This discussion illuminates how elite, educated men (not the male peasants who are often blamed) led the hunting of women who had acquired a great deal of knowledge about the human body, and that this was therefore a gendered and classed persecution.
Lagalisse also levels well-articulated criticisms of anarchism itself for not being as inclusive as is often presented. She writes that:
As any anarchist around can see, fluency in a particular vocabulary, knowing the names of certain historical figures, and being vouched for by someone “in the know” is all requirement for entry into the anarchist club, as is a commitment to a specific ideological constellation informed by the history of its practice (81).
Convincing in many areas, Occult Features of Anarchism would nonetheless have benefited from being slightly less like a treatise. Lagalisse discusses her vision for the text as having utility for academics to consider how they study topics such as anarchism, the occult and conspiracy theories, and for those engaged in political activism (108). For academics, though, more work could have been done to flesh out the explicit connection between the earlier sections on anarchism and its links to the occult and the later sections on modern conspiracy theories, as well as simply more engagement with the book history element of the earlier chapters.
While Lagalisse does stimulate reflection upon who is classified as a conspiracy theorist and who gets to do this classifying, I also left the work not entirely convinced by her flattening of the definition of conspiracy theory and arguments about how conspiracy theorists are viewed by the rest of the society.

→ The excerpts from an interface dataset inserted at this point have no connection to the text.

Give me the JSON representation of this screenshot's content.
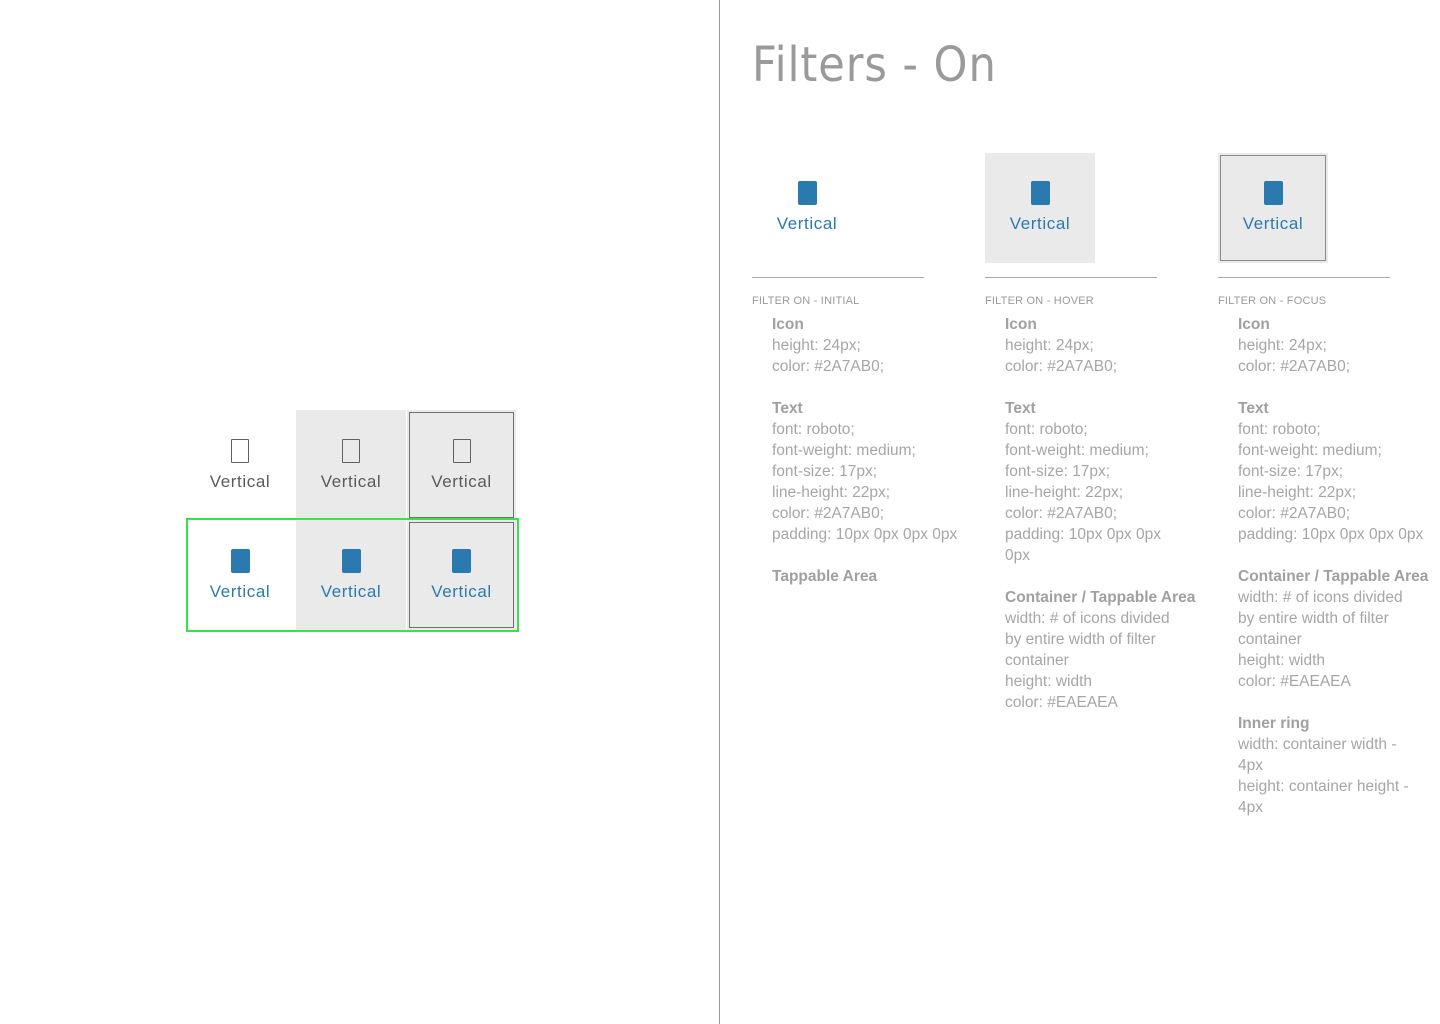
{
  "label": "Vertical",
  "colors": {
    "accent": "#2A7AB0",
    "container": "#EAEAEA",
    "focus_outline": "#2EE84A"
  },
  "title": "Filters - On",
  "states": [
    {
      "caption": "FILTER ON - INITIAL",
      "sections": [
        {
          "head": "Icon",
          "lines": [
            "height: 24px;",
            "color: #2A7AB0;"
          ]
        },
        {
          "head": "Text",
          "lines": [
            "font: roboto;",
            "font-weight: medium;",
            "font-size: 17px;",
            "line-height: 22px;",
            "color: #2A7AB0;",
            "padding: 10px 0px 0px 0px"
          ]
        },
        {
          "head": "Tappable Area",
          "lines": []
        }
      ]
    },
    {
      "caption": "FILTER ON - HOVER",
      "sections": [
        {
          "head": "Icon",
          "lines": [
            "height: 24px;",
            "color: #2A7AB0;"
          ]
        },
        {
          "head": "Text",
          "lines": [
            "font: roboto;",
            "font-weight: medium;",
            "font-size: 17px;",
            "line-height: 22px;",
            "color: #2A7AB0;",
            "padding: 10px 0px 0px",
            "0px"
          ]
        },
        {
          "head": "Container / Tappable Area",
          "lines": [
            "width: # of icons divided",
            "by entire width of filter",
            "container",
            "height: width",
            "color: #EAEAEA"
          ]
        }
      ]
    },
    {
      "caption": "FILTER ON - FOCUS",
      "sections": [
        {
          "head": "Icon",
          "lines": [
            "height: 24px;",
            "color: #2A7AB0;"
          ]
        },
        {
          "head": "Text",
          "lines": [
            "font: roboto;",
            "font-weight: medium;",
            "font-size: 17px;",
            "line-height: 22px;",
            "color: #2A7AB0;",
            "padding: 10px 0px 0px 0px"
          ]
        },
        {
          "head": "Container / Tappable Area",
          "lines": [
            "width: # of icons divided",
            "by entire width of filter",
            "container",
            "height: width",
            "color: #EAEAEA"
          ]
        },
        {
          "head": "Inner ring",
          "lines": [
            "width: container width -",
            "4px",
            "height: container height -",
            "4px"
          ]
        }
      ]
    }
  ]
}
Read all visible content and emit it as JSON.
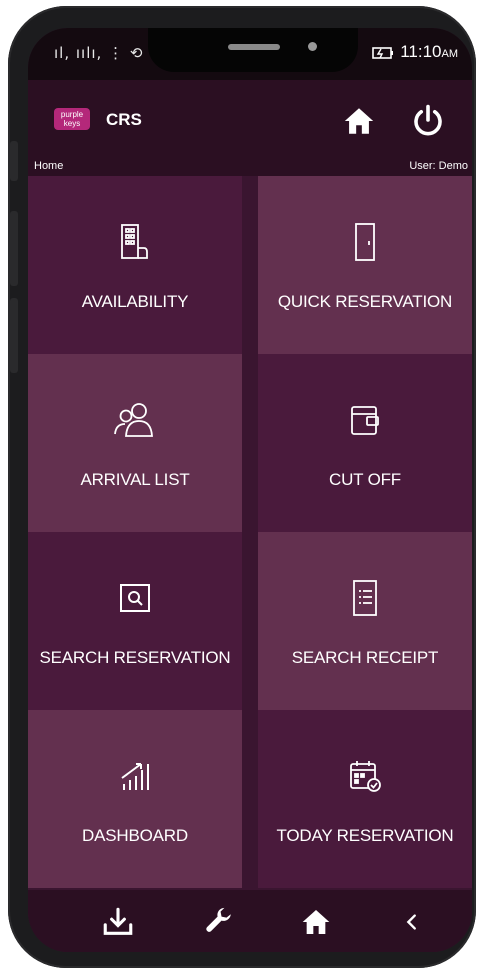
{
  "status": {
    "signal": "ıl, ıılı, ⋮ ⟲",
    "time": "11:10",
    "ampm": "AM"
  },
  "app": {
    "logo_text": "purple keys",
    "title": "CRS"
  },
  "breadcrumb": {
    "location": "Home",
    "user": "User: Demo"
  },
  "tiles": [
    {
      "label": "AVAILABILITY",
      "icon": "building-icon"
    },
    {
      "label": "QUICK RESERVATION",
      "icon": "door-icon"
    },
    {
      "label": "ARRIVAL LIST",
      "icon": "users-icon"
    },
    {
      "label": "CUT OFF",
      "icon": "wallet-icon"
    },
    {
      "label": "SEARCH RESERVATION",
      "icon": "search-icon"
    },
    {
      "label": "SEARCH RECEIPT",
      "icon": "receipt-icon"
    },
    {
      "label": "DASHBOARD",
      "icon": "bar-chart-icon"
    },
    {
      "label": "TODAY RESERVATION",
      "icon": "calendar-check-icon"
    }
  ],
  "bottom_nav": [
    {
      "icon": "download-icon"
    },
    {
      "icon": "wrench-icon"
    },
    {
      "icon": "home-icon"
    },
    {
      "icon": "back-icon"
    }
  ],
  "colors": {
    "tile_dark": "#4a1a3c",
    "tile_light": "#63304f",
    "bar": "#2b0f22",
    "logo": "#b4287a"
  }
}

Do I really think of people who talk about ‘Jewish lizard bankers’ (95) in such simple terms as ‘conspiracy theorist’? Are people sceptical of vaccines really being treated with the same degree of contempt as those who think that 9/11 was government-sanctioned?
Meanwhile, in her introduction, Lagalisse makes reference to the idea of enticing people away from conspiracy theories and other beliefs: ‘Of course, reasoned debate will not be sufficient to turn devoted neo-Nazis away from their project, but it may affect the future actions of those still sitting on the fence so to speak’ (11). The question then becomes of whose duty it is to convince people not to believe conspiracy theories. Often, this responsibility falls on the communities already victimised by a conspiracy theory. Given Lagalisse’s take on the difficulty many oppressed groups have being respected within anarchist circles, how does she reconcile this additional burden on their time? While this question does not have a simple answer, some discussion of it felt warranted.
Occult Features of Anarchism is a rich work that forces readers to confront questions about the nature of anarchism, conspiracy theories and knowledge. In many ways, it leaves us needing to do more than simply consider the arguments on the page. Perhaps this is particularly salient in this age of ‘alternative facts’ and conspiracy theories, and we are better for taking a little longer to consider what we consume.
Bethan Johnson is a doctoral candidate in the Faculty of History at the University of Cambridge. Her doctoral research explores the rise of militant separatist groups in Western Europe and North America in the mid-Cold War-era. The work explores the life-cycle of violent ethno-nationalism, driving forces behind radicalisation along separatist lines and authoritative methods for ending and avoiding deadly conflicts. Her master’s dissertation, also undertaken at the University of Cambridge, studied the manipulation of cultural nationalism for political unionist purposes by Lady Llanover in nineteenth-century Wales.
Note: This review gives the views of the author, and not the position of the LSE Review of Books blog, or of the London School of Economics.